David Hammons is a conceptual artist working in a variety of media including performance, installation, sculpture, printmaking, among other modes of production and is a contemporary American artist whose sculptural, print-based, video, and painted work offers a crucial interpretation of African American art history. By bridging the societal lines between the predominantly white sphere of fine art and the history of oppression, degradation, and cultural slavery of people of color, he critiques and exposes stereotypes within the art world with razor-sharp precision.
Although he developed an interest in visual arts in his adolescent years, he became increasingly aware of the lack of diversity within the predominantly upper-class, Caucasian market the American gallery system had produced. Upon graduating from high school and moving to California, he attended Los Angeles City College. After a year he transferred to Los Angeles Trade Technical College to study advertising and began taking night classes at Otis Art Institute, where he worked with renowned artist Charles White. In 1966 Hammons enrolled full-time at Chouinard Art Institute (now the California Institute of the Arts), graduating in 1968, and, later, the Otis Art Institute, where he remained until 1972. It was there that he first encountered the work of contemporary practitioners such as Chris Burden, Bruce Nauman and John Baldessari, though his involvement with a ground-breaking group of African American jazz musicians, video and filmmakers and painters made more of an impact upon his aesthetic sense. After completing his formal training in the early 1970s, he settled in New York and began work on his “Spade” series.

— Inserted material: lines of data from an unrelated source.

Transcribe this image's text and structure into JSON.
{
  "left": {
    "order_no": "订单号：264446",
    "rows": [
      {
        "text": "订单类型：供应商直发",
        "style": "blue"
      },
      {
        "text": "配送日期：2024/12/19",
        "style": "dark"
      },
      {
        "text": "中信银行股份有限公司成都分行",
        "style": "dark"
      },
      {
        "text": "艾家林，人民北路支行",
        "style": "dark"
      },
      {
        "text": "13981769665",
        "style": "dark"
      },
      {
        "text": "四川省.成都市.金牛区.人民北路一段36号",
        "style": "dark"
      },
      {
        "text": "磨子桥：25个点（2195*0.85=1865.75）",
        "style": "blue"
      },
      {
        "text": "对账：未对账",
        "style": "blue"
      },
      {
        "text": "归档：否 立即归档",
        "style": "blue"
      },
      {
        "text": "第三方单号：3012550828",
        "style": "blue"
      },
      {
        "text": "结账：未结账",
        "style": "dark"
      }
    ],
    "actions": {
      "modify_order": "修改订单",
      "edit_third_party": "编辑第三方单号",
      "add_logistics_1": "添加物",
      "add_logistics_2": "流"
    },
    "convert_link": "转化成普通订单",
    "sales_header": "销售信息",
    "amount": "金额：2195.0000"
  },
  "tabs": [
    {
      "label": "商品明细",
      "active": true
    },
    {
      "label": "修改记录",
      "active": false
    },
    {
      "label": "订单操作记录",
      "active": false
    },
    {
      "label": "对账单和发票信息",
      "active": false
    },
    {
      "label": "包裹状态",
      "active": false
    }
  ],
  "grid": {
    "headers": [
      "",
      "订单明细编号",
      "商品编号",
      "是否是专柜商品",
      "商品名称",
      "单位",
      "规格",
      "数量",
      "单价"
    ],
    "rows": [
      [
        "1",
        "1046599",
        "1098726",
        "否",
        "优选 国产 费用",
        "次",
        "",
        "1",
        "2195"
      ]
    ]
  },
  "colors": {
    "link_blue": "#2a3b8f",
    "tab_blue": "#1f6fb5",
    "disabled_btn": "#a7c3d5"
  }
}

A wry sense of humor emerges from most of Hammons’s work and his early compositions are no exception. At the time, the Black Power movement and civil rights were prominent in the national discourse and the artist was dedicated to the social, political and economic advancement of African American lives. His first major series, “Spade,” employed the use of a word regarded derogatory and offensive by most, and used it to confront prevalent prejudices and hypocrisy. For instance, the installation “Spade with Chains,” presented in 1973, made a visual connection between the gardening instrument and traditional African masks while engaging in linguistic punning as well. Similarly, “Bird” depicts a spade budding from a saxophone, evoking the achievements of musician Charlie Bird. The series was well-received by critics as Hammons had already developed a following among collectors when “Injustice Case” was acquired by the Los Angeles County Museum of Art while he was still in student.
Over the next two decades, Hammons developed an oeuvre based entirely on the experiences of black Americans, creating installations made from the shattered glass of Night Train wine bottles, alluding to the basketball as one of the few (and often impossible) ways for young men to break out of the ghetto, constantly bringing focus back to the a demographic ignored by mainstream media. Though some saw his use of chicken parts, cheap liquor and kinky hair as symbolic of the poverty and desperation of the subjugated, the artist himself viewed the materials as sacrosanct, evocative of the ritualistic strength. In 1991, he was awarded the MacArthur Fellowship.
Hammons has never shied away from controversy, vandalizing the work of Richard Serra and speaking candidly about his apathy towards the gallery system and the commodification of art. Nevertheless his work is part of the permanent collections of several major museums including the MoMa and the Whitney Museum of American Art. Since the new millennium, he has collaborated with Alex Harsley on numerous videos including “Phat Free.”
The Hammons exhibition, featuring new work, will take up two of the gallery spaces in Hauser & Wirth’s location in Downtown Los Angeles. One of the most influential and in-demand artists of the past half century, this will be Hammons’s first solo show in Los Angeles in 45 years.